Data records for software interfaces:
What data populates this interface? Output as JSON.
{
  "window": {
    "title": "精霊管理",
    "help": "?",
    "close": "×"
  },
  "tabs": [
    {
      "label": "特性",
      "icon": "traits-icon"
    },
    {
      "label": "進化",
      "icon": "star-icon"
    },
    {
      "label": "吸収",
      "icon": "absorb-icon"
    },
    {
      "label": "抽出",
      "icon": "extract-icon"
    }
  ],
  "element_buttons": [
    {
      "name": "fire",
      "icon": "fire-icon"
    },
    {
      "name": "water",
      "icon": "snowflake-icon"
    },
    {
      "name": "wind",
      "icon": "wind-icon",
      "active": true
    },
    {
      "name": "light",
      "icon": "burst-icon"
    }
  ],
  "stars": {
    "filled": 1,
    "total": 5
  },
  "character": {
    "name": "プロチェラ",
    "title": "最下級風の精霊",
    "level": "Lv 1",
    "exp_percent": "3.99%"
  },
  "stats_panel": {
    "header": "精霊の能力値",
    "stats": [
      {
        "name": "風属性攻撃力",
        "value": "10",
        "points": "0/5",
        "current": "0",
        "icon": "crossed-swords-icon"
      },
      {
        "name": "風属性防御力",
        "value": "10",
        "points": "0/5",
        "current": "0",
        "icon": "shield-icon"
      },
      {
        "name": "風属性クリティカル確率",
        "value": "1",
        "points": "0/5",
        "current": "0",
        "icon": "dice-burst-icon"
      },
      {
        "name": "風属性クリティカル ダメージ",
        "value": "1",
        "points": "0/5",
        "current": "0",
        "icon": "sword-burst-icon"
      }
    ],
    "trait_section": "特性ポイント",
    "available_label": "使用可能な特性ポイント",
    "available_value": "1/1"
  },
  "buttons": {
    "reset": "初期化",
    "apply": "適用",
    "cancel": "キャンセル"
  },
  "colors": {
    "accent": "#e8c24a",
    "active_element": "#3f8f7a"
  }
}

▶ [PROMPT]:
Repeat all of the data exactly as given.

▶ [TASK RESPONSE]:
What data populates this interface? Output as JSON.
{
  "window": {
    "title": "精霊管理",
    "help": "?",
    "close": "×"
  },
  "tabs": [
    {
      "label": "特性",
      "icon": "traits-icon"
    },
    {
      "label": "進化",
      "icon": "star-icon"
    },
    {
      "label": "吸収",
      "icon": "absorb-icon"
    },
    {
      "label": "抽出",
      "icon": "extract-icon"
    }
  ],
  "element_buttons": [
    {
      "name": "fire",
      "icon": "fire-icon"
    },
    {
      "name": "water",
      "icon": "snowflake-icon"
    },
    {
      "name": "wind",
      "icon": "wind-icon",
      "active": true
    },
    {
      "name": "light",
      "icon": "burst-icon"
    }
  ],
  "stars": {
    "filled": 1,
    "total": 5
  },
  "character": {
    "name": "プロチェラ",
    "title": "最下級風の精霊",
    "level": "Lv 1",
    "exp_percent": "3.99%"
  },
  "stats_panel": {
    "header": "精霊の能力値",
    "stats": [
      {
        "name": "風属性攻撃力",
        "value": "10",
        "points": "0/5",
        "current": "0",
        "icon": "crossed-swords-icon"
      },
      {
        "name": "風属性防御力",
        "value": "10",
        "points": "0/5",
        "current": "0",
        "icon": "shield-icon"
      },
      {
        "name": "風属性クリティカル確率",
        "value": "1",
        "points": "0/5",
        "current": "0",
        "icon": "dice-burst-icon"
      },
      {
        "name": "風属性クリティカル ダメージ",
        "value": "1",
        "points": "0/5",
        "current": "0",
        "icon": "sword-burst-icon"
      }
    ],
    "trait_section": "特性ポイント",
    "available_label": "使用可能な特性ポイント",
    "available_value": "1/1"
  },
  "buttons": {
    "reset": "初期化",
    "apply": "適用",
    "cancel": "キャンセル"
  },
  "colors": {
    "accent": "#e8c24a",
    "active_element": "#3f8f7a"
  }
}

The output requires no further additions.